- _PROBLEM DETAILS_
Search the entries for lines that contain the word "text", and report each one found.

- _DATA TO PROCESS_
:::::

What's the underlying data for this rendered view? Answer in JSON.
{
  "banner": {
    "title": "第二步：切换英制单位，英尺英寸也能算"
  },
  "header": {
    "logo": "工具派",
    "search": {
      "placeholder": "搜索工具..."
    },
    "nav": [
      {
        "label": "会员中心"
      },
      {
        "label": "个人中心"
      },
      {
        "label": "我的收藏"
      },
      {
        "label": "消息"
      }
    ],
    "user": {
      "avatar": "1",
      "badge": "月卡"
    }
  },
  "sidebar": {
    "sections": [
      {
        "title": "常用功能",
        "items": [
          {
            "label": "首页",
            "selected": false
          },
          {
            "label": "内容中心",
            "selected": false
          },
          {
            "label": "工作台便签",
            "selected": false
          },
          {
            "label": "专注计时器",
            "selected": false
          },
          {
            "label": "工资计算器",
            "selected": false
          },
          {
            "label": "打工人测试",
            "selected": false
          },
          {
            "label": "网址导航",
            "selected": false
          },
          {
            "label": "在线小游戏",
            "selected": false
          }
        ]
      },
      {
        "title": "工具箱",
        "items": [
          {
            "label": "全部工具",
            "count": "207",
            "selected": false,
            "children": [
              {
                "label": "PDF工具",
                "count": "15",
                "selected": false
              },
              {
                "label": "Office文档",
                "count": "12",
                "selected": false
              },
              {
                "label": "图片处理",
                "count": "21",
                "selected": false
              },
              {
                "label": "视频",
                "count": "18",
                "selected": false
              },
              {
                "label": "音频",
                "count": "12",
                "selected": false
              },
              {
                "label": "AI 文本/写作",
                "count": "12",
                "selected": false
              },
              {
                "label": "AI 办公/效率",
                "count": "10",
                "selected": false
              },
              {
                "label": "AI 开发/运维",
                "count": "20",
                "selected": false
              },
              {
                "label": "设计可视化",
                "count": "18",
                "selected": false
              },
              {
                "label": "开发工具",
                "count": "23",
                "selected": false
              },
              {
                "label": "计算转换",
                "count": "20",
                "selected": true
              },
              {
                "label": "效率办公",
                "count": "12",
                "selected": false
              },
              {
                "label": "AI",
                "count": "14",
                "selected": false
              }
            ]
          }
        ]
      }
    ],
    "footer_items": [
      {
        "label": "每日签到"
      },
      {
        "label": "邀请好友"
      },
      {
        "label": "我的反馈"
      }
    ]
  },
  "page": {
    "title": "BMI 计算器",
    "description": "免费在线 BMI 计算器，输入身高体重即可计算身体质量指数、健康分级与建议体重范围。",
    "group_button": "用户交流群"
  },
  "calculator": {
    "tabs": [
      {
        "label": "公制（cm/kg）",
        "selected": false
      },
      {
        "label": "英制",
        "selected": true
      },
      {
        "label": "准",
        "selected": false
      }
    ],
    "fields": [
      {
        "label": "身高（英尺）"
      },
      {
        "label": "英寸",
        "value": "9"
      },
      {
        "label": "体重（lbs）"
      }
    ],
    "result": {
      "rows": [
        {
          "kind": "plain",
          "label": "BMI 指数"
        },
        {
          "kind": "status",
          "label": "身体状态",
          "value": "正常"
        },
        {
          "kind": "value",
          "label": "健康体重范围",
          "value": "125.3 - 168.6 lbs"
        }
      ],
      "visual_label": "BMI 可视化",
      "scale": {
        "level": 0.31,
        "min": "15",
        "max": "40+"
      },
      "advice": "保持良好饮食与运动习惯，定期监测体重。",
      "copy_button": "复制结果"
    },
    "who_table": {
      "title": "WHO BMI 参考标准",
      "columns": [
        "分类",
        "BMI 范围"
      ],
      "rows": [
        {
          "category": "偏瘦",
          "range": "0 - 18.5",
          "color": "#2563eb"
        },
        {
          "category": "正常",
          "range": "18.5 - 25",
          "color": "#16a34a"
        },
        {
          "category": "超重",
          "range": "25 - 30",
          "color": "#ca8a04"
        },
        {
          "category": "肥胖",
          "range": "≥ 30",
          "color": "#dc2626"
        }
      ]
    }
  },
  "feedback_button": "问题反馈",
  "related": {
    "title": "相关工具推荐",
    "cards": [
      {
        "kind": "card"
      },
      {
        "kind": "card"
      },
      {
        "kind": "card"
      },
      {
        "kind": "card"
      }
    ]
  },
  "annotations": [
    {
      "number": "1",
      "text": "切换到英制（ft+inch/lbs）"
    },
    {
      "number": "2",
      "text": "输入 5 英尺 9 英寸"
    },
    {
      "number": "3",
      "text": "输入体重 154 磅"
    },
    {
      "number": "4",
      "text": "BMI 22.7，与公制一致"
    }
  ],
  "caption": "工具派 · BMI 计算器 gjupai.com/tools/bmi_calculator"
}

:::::

- _WRITTEN RESPONSE_
      "text": "切换到英制（ft+inch/lbs）"
      "text": "输入 5 英尺 9 英寸"
      "text": "输入体重 154 磅"
      "text": "BMI 22.7，与公制一致"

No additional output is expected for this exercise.